UK Gardeners Warned To Stop Using Slug Pellets Immediately

Here's why you should put away your pesticides ASAP – and eat a melon instead.
Christopher Laszlo Bonis / 500px via Getty Images

Some creations, it seems, are created enemies. Tom and Jerry. Montagues and Capulets. Liz Truss and the Prime Minister position.

And if you’ve ever so much as grown some watercress from a cotton ball, you’ll probably know that gardeners and slugs are one such pair.

Slugs are notorious for damaging and even killing plants, often stalling new growth in its tracks. As a result, gardeners have resorted to killing the unwanted guests – often by using pellets.

But UK gardeners have recently been warned to set aside the sprays, pause the pellets, and even ban the boot when it comes to slugs and snails. In other words, don’t kill the slimy invaders at all.

Why the slug love all of a sudden?

The advice comes from data which shows that the UK bird population has been slashed by as much as 50% over the past 50 years.

Factors like the recent avian flu epidemic don’t get anywhere close to explaining the “steady” decline of UK birds over decades, the Natural History Museum says.

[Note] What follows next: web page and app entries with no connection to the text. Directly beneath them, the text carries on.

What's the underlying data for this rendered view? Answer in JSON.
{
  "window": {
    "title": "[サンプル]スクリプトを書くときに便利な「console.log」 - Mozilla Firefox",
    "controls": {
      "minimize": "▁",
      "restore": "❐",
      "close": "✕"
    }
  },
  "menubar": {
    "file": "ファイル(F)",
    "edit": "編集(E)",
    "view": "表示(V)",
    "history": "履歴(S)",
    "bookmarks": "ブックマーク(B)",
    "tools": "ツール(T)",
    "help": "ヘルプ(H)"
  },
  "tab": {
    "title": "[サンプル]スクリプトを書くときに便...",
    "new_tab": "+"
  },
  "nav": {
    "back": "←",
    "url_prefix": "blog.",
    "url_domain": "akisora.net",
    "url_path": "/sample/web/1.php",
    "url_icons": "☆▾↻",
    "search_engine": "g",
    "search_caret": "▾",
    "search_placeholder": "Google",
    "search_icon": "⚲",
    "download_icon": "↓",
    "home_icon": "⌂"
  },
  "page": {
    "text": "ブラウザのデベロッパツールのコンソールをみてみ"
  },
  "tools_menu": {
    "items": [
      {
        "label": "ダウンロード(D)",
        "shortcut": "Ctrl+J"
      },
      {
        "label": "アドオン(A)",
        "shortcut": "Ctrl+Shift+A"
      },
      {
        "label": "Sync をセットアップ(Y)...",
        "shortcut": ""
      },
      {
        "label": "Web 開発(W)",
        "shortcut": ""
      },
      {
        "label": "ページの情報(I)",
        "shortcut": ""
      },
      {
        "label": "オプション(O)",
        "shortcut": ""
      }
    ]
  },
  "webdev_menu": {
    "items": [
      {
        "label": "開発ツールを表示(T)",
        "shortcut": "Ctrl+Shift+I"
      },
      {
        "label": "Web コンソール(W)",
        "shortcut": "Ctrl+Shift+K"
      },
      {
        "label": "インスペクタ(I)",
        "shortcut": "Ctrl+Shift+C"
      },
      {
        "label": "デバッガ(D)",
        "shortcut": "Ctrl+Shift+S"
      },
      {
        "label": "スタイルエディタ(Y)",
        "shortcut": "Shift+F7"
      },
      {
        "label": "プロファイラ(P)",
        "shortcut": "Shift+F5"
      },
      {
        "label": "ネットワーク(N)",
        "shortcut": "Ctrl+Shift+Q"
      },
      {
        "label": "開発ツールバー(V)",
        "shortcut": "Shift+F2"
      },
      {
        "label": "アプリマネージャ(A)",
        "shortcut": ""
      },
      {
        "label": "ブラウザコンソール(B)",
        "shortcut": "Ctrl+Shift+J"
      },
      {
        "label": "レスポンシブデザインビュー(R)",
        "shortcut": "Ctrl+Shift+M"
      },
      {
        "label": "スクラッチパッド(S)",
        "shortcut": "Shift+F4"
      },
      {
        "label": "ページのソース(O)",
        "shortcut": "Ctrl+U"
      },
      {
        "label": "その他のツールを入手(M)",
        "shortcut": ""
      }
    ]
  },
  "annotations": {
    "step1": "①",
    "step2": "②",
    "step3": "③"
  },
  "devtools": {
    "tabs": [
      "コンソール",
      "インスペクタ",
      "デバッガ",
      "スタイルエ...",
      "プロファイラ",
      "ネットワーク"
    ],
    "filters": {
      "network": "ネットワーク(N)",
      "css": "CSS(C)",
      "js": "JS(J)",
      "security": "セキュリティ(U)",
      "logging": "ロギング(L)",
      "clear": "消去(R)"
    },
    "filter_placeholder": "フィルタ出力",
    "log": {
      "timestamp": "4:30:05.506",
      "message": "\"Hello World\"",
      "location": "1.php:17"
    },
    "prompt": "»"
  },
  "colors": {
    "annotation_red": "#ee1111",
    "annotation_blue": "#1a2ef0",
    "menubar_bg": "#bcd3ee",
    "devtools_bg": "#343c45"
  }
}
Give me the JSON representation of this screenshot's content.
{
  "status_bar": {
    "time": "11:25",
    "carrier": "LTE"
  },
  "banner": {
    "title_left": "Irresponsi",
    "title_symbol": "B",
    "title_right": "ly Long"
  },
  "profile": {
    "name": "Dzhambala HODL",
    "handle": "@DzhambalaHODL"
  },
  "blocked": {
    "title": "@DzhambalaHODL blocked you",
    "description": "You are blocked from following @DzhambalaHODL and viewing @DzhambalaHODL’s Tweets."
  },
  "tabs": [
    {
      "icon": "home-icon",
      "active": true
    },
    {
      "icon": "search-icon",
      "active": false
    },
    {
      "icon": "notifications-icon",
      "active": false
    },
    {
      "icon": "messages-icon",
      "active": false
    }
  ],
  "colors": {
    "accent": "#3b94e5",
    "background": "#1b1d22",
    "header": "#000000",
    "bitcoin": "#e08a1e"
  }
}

Instead, longer-standing environmental factors – like a lack of plant diversity, and habitat loss – have contributed much more to the decrease. And yes, our love of slug and snail pellets and other methods of mollusc massacre has also had its impact.

No wonder the Royal Horticultural Society decided to do away with slugs and snails’ status as pests last year, right?

OK, so I can’t use pellets. How am I meant to keep my lawn snail and slug-free?

Not sure how to keep your garden looking luscious while also supporting the slug and snail population?

Thankfully, Yorkshire Live offers some green-fingered advice; cut a melon in half, eat the fruit, and then place the empty rinds in your lawn.

Slugs and snails will flock to the sweet treat and become trapped in its bowl shape – after that, you can carry the gross gauntlet as far away as you like from your beloved crops.

Other advice includes surrounding your plants with slug-repelling copper tape, storing plant pots in a tray of water, and creating physical barriers around your leaf babies.

So basically, so long as you repel or remove slugs and snails from your lawn rather than killing them, you’re A-OK with the beleaguered birds of the country. Worth eating a bit of melon for, right?